INSTRUCTIONS FOR THE TASK: All of the data below should be returned exactly.

RECORDS SHOWN:
····················
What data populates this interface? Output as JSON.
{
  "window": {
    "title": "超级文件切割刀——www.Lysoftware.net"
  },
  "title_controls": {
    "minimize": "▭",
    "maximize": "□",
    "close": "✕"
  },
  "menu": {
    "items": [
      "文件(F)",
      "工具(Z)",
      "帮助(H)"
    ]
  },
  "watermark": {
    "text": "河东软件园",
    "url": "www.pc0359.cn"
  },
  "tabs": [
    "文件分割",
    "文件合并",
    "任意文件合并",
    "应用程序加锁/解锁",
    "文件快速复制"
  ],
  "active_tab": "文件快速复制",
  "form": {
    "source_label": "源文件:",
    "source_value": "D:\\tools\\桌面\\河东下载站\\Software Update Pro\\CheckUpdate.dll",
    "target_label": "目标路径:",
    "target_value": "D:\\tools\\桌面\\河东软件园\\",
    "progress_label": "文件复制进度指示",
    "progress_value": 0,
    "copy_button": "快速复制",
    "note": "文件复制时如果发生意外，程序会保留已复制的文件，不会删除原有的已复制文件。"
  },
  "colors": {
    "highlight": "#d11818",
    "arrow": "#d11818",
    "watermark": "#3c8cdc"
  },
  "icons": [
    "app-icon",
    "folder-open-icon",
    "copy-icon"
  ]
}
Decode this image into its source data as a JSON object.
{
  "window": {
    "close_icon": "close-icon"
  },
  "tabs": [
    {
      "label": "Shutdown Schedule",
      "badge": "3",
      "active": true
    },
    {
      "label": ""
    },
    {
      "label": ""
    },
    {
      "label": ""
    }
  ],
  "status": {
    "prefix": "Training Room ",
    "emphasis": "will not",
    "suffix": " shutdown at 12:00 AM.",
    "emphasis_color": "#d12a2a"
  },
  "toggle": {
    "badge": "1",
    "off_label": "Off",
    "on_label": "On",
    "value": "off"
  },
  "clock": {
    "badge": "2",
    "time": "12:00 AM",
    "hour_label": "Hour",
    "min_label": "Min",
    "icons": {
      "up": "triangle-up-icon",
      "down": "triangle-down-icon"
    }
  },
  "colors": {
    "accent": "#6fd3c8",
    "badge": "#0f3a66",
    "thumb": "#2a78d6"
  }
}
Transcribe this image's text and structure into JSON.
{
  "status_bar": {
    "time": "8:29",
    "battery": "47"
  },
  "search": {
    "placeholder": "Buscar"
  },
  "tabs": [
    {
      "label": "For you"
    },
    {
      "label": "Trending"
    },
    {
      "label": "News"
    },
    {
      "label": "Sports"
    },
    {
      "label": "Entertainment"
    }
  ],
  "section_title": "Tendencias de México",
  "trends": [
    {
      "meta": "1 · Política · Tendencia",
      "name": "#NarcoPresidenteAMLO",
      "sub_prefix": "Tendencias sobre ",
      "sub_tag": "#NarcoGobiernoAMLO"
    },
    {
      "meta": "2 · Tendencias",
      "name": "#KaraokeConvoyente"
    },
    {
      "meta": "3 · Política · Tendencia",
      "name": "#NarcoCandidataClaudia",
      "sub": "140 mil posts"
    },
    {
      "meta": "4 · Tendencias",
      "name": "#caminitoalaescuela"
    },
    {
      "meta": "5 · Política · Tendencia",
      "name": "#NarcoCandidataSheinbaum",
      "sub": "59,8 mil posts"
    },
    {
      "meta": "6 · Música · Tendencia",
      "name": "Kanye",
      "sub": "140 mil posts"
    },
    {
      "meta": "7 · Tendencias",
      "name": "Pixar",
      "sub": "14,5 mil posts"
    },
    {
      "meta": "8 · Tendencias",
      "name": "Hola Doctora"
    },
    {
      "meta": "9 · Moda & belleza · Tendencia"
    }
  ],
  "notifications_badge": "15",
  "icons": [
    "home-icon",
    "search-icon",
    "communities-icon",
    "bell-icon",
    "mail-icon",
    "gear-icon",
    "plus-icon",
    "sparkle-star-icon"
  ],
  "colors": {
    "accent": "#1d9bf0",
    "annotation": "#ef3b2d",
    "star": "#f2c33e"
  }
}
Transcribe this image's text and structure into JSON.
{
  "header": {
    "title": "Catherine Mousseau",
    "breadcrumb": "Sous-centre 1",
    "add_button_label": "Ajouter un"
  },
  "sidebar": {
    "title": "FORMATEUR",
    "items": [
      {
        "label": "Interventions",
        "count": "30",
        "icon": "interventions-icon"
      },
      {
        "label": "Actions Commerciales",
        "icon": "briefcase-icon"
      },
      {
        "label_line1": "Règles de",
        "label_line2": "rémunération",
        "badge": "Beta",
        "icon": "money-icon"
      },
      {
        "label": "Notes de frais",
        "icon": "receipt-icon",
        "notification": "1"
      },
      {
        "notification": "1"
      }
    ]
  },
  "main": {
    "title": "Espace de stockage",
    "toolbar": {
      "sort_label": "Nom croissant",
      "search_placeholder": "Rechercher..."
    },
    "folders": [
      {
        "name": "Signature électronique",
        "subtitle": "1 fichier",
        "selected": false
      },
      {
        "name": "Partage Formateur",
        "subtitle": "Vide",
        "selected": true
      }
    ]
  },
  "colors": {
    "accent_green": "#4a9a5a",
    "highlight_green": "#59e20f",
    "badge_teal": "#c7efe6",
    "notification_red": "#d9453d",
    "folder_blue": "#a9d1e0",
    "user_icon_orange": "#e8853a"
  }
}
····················
YOUR RESPONSE:
What data populates this interface? Output as JSON.
{
  "window": {
    "title": "超级文件切割刀——www.Lysoftware.net"
  },
  "title_controls": {
    "minimize": "▭",
    "maximize": "□",
    "close": "✕"
  },
  "menu": {
    "items": [
      "文件(F)",
      "工具(Z)",
      "帮助(H)"
    ]
  },
  "watermark": {
    "text": "河东软件园",
    "url": "www.pc0359.cn"
  },
  "tabs": [
    "文件分割",
    "文件合并",
    "任意文件合并",
    "应用程序加锁/解锁",
    "文件快速复制"
  ],
  "active_tab": "文件快速复制",
  "form": {
    "source_label": "源文件:",
    "source_value": "D:\\tools\\桌面\\河东下载站\\Software Update Pro\\CheckUpdate.dll",
    "target_label": "目标路径:",
    "target_value": "D:\\tools\\桌面\\河东软件园\\",
    "progress_label": "文件复制进度指示",
    "progress_value": 0,
    "copy_button": "快速复制",
    "note": "文件复制时如果发生意外，程序会保留已复制的文件，不会删除原有的已复制文件。"
  },
  "colors": {
    "highlight": "#d11818",
    "arrow": "#d11818",
    "watermark": "#3c8cdc"
  },
  "icons": [
    "app-icon",
    "folder-open-icon",
    "copy-icon"
  ]
}
Decode this image into its source data as a JSON object.
{
  "window": {
    "close_icon": "close-icon"
  },
  "tabs": [
    {
      "label": "Shutdown Schedule",
      "badge": "3",
      "active": true
    },
    {
      "label": ""
    },
    {
      "label": ""
    },
    {
      "label": ""
    }
  ],
  "status": {
    "prefix": "Training Room ",
    "emphasis": "will not",
    "suffix": " shutdown at 12:00 AM.",
    "emphasis_color": "#d12a2a"
  },
  "toggle": {
    "badge": "1",
    "off_label": "Off",
    "on_label": "On",
    "value": "off"
  },
  "clock": {
    "badge": "2",
    "time": "12:00 AM",
    "hour_label": "Hour",
    "min_label": "Min",
    "icons": {
      "up": "triangle-up-icon",
      "down": "triangle-down-icon"
    }
  },
  "colors": {
    "accent": "#6fd3c8",
    "badge": "#0f3a66",
    "thumb": "#2a78d6"
  }
}
Transcribe this image's text and structure into JSON.
{
  "status_bar": {
    "time": "8:29",
    "battery": "47"
  },
  "search": {
    "placeholder": "Buscar"
  },
  "tabs": [
    {
      "label": "For you"
    },
    {
      "label": "Trending"
    },
    {
      "label": "News"
    },
    {
      "label": "Sports"
    },
    {
      "label": "Entertainment"
    }
  ],
  "section_title": "Tendencias de México",
  "trends": [
    {
      "meta": "1 · Política · Tendencia",
      "name": "#NarcoPresidenteAMLO",
      "sub_prefix": "Tendencias sobre ",
      "sub_tag": "#NarcoGobiernoAMLO"
    },
    {
      "meta": "2 · Tendencias",
      "name": "#KaraokeConvoyente"
    },
    {
      "meta": "3 · Política · Tendencia",
      "name": "#NarcoCandidataClaudia",
      "sub": "140 mil posts"
    },
    {
      "meta": "4 · Tendencias",
      "name": "#caminitoalaescuela"
    },
    {
      "meta": "5 · Política · Tendencia",
      "name": "#NarcoCandidataSheinbaum",
      "sub": "59,8 mil posts"
    },
    {
      "meta": "6 · Música · Tendencia",
      "name": "Kanye",
      "sub": "140 mil posts"
    },
    {
      "meta": "7 · Tendencias",
      "name": "Pixar",
      "sub": "14,5 mil posts"
    },
    {
      "meta": "8 · Tendencias",
      "name": "Hola Doctora"
    },
    {
      "meta": "9 · Moda & belleza · Tendencia"
    }
  ],
  "notifications_badge": "15",
  "icons": [
    "home-icon",
    "search-icon",
    "communities-icon",
    "bell-icon",
    "mail-icon",
    "gear-icon",
    "plus-icon",
    "sparkle-star-icon"
  ],
  "colors": {
    "accent": "#1d9bf0",
    "annotation": "#ef3b2d",
    "star": "#f2c33e"
  }
}
Transcribe this image's text and structure into JSON.
{
  "header": {
    "title": "Catherine Mousseau",
    "breadcrumb": "Sous-centre 1",
    "add_button_label": "Ajouter un"
  },
  "sidebar": {
    "title": "FORMATEUR",
    "items": [
      {
        "label": "Interventions",
        "count": "30",
        "icon": "interventions-icon"
      },
      {
        "label": "Actions Commerciales",
        "icon": "briefcase-icon"
      },
      {
        "label_line1": "Règles de",
        "label_line2": "rémunération",
        "badge": "Beta",
        "icon": "money-icon"
      },
      {
        "label": "Notes de frais",
        "icon": "receipt-icon",
        "notification": "1"
      },
      {
        "notification": "1"
      }
    ]
  },
  "main": {
    "title": "Espace de stockage",
    "toolbar": {
      "sort_label": "Nom croissant",
      "search_placeholder": "Rechercher..."
    },
    "folders": [
      {
        "name": "Signature électronique",
        "subtitle": "1 fichier",
        "selected": false
      },
      {
        "name": "Partage Formateur",
        "subtitle": "Vide",
        "selected": true
      }
    ]
  },
  "colors": {
    "accent_green": "#4a9a5a",
    "highlight_green": "#59e20f",
    "badge_teal": "#c7efe6",
    "notification_red": "#d9453d",
    "folder_blue": "#a9d1e0",
    "user_icon_orange": "#e8853a"
  }
}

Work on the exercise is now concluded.